Arkansas’ pool for assistant coaches salaries increased slightly throughout former coach Bobby Petrino’s tenure. Long said more will be available now, too, but said he and Bielema are in agreement about one thing. They’re not simply going to throw stacks of cash at coaches just because they can.
“He doesn’t just want to go pay somebody because he has the money to pay him, which means a lot to me, because I am protective of our resources,” Long said.
“We’ve agreed that we’re going to sit down and as he gets coaches he wants to identify, we’re going to look at the market, we’re going to look at what they’re currently making, and we’re going to put together a package that hopefully we can attract them here to the University of Arkansas.”
Bielema said that’s his goal after fighting what proved to be a losing battle at Wisconsin throughout most of his career.

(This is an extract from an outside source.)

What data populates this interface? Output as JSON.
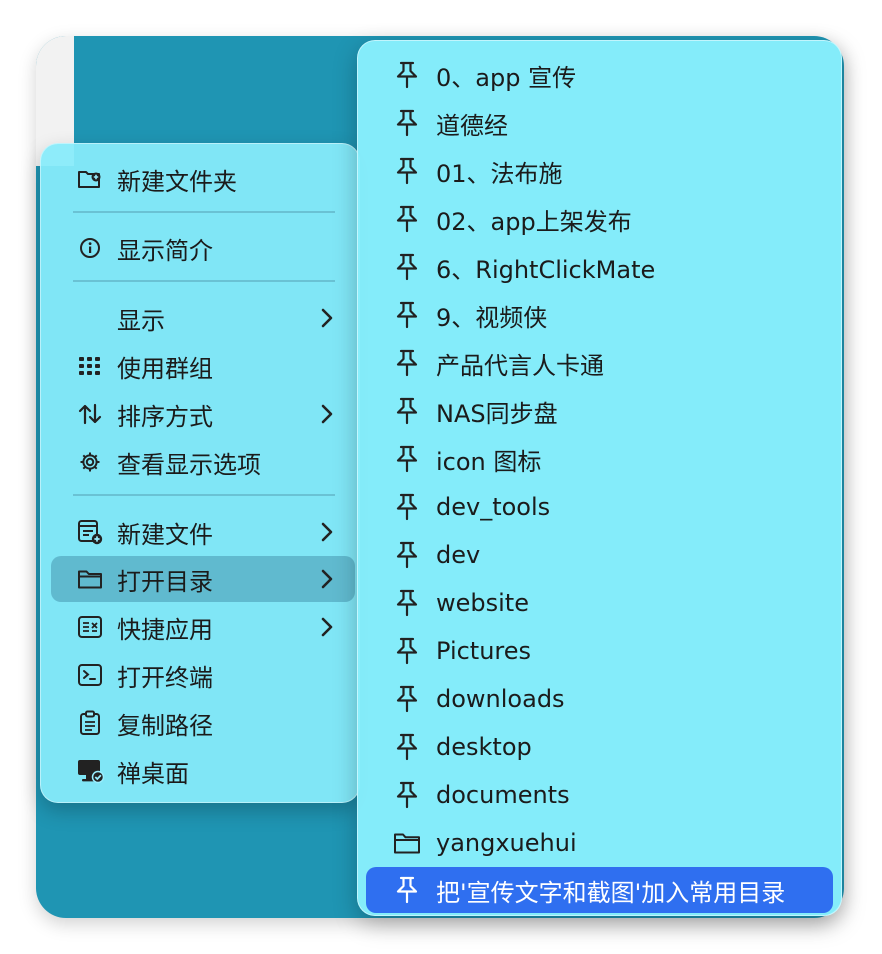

Bielema had no doubt he was hiring the right assistants because other programs were snatching them away.
There was potential for more turnover at Wisconsin this winter if Bielema hadn’t taken the Arkansas job. Before he left the Badgers, Bielema said there were three more assistants that were being sought by other programs for more money.
“They were talking money that I can’t bring them at Wisconsin,” Bielema said. “Wisconsin isn’t wired to do that at this point. I just felt for me and for my future and my life and what I want to accomplish in the world of college football, I needed to have that ability to do that, and thankfully I’ve found that here at Arkansas.”
Searching For Assistants
New Arkansas coach Bret Bielema is plenty busy during his first few days on the job with the Razorbacks. One of the more pressing topics is assembling a coaching staff. It’s likely Arkansas assistants and Wisconsin’s staff will get opportunities to interview for positions. So here’s a look at the 17 coaches on both staffs:
Arkansas Assistants (Position) Wisconsin Assistants (Position)
Vacant (Offensive coordinator/QBs) Matt Canada (Offensive coordinator/QBs)
Paul Haynes (D-Coordinator) Chris Ash (Co-Defensive coordinator)
Tim Horton (RBs, Recruiting) Thomas Hammock (RBs, Recruiting)
Kris Cinkovich (Receivers) Zach Azzani (Receivers)
Chris Klenakis (Offensive line) Bart Miller (Offensive line)
Kevin Peoples (Defensive tackles) Eddie Faulkner (Tight ends)
Steve Caldwell (Defensive ends) Charlie Partridge (Co-DC, Defensive line)
Taver Johnson (Linebackers) Andy Buh (Linebackers)
Bobby Allen (Cornerbacks) Ben Strickland (Secondary)